Choose the Venue
Obviously, the holiday party will be at school, but where? In the gym or the classroom? The larger the venue and higher the ceilings, the more options you have for your party games. If you and the faculty decides to host individual parties in their own classrooms, decide if you want to push your desks out of the way to make room for the activities or if you want to rent tabletop games, such as table bowling or table soccer. If you decide to throw a school-wide party in the gymnasium, surprise your little ones with an inflatable bouncy house, such as our popular Fortress.
Avoid Sugar for as Long as You Can
Unless there’s a severe allergy or your students have very strict parents, there’s no avoiding an upsurge in the sugar intake in the last week of school. From homemade baked goodies to candy canes, kids always manage to find something sweet to chew on. While you can’t entirely escape the post-sugar crazies, there are some ways to postpone it. For instance, resist giving your students sugar until the very end of the day when they can go home and burn off their energy in the snow. If you do decide to make your children something sweet, give them reduced sugar treats, or eliminate sugar altogether.
Keep Them Busy
Treat your students to festive activities that are fun or educational…or both! Help them make handmade Christmas or Hanukkah ornaments for their parents, or show them how to design a heartfelt holiday card or paper garlands. Once they’re all finished gluing and cutting and colouring and designing their cards and ornaments, why not challenge them to a game of Giant Connect 4, Giant Pickup Sticks or the hilarious Spoon and Egg Relay Game. If (and hopefully when) your students tire themselves out, gather everyone around for a story.
Teach Students About Other Holidays

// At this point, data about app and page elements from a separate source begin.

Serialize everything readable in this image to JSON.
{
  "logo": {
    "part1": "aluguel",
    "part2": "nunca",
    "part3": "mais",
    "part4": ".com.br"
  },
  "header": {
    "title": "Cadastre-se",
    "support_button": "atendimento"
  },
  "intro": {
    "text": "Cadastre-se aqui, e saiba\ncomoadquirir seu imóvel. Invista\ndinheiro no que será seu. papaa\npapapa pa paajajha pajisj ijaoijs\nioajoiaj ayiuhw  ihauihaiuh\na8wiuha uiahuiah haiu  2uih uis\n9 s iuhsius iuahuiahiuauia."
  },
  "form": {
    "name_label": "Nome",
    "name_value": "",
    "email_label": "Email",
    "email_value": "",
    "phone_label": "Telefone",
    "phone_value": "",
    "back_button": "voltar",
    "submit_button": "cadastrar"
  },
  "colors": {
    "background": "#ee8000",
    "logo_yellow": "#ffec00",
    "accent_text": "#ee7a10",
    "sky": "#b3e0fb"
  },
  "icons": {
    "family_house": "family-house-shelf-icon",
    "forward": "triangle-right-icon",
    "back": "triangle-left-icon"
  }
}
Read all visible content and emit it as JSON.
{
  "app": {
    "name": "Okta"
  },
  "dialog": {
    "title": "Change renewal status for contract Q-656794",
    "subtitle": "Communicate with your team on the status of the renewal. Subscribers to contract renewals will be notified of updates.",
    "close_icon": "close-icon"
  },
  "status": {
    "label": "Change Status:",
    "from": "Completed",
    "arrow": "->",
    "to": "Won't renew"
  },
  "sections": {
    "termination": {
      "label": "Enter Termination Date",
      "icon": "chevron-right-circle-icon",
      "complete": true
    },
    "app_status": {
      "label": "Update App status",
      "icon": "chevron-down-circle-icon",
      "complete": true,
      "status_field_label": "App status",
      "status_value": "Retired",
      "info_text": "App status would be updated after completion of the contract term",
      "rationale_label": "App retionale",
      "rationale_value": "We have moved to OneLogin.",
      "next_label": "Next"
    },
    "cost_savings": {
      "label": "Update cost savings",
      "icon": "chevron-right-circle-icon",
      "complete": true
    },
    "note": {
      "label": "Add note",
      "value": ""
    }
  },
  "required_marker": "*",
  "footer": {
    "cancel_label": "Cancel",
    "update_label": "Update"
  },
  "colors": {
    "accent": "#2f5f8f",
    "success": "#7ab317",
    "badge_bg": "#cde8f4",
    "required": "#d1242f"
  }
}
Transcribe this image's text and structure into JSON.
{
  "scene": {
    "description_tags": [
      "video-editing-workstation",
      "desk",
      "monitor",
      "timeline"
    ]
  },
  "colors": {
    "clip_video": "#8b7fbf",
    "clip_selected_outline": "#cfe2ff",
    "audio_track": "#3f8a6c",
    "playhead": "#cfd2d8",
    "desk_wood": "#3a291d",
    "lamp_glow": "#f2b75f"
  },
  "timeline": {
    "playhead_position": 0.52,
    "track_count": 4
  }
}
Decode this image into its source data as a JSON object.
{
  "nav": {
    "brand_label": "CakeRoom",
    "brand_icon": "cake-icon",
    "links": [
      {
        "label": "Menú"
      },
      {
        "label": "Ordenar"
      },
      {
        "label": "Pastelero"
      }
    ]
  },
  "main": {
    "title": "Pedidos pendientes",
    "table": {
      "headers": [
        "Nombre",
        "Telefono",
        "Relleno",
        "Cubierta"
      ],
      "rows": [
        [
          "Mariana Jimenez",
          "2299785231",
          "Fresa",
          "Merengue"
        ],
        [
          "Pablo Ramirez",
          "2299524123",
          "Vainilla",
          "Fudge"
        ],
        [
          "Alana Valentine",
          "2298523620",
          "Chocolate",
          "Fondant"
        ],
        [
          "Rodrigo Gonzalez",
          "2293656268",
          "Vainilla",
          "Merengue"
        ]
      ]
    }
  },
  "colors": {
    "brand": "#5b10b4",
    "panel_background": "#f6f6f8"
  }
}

Of course, not everyone celebrates Christmas. Unlike parents and grown-ups who try to respect other traditions while celebrating their own, children have yet to pick up on that nuance. For students who celebrate Christmas, they are especially curious about kids who don’t. Instead of treading too delicately around your students, why not share with them how other cultures and religions celebrate this time of year? If your classroom is multi-cultural, allow students to introduce their own traditions to the class. Incorporating Hanukkah, Kwanzaa, and Yule will make your festivities more diverse, interesting, inclusive, and accepting.
It’s the last day of the semester and the last time you’ll be seeing your students for weeks. As excited as you are to enjoy the holidays and spend time with your family, your students are one hundred times more excited than that. Don’t expect to get any work done in the last few hours before the bell rings. This should be the one time where you and your students are allowed to let loose, play games, enjoy yourselves, and relax.
Did you know that Amuz offers party rentals all year long? Check out our catalogue of inflatable and skill games, or contact us for more information.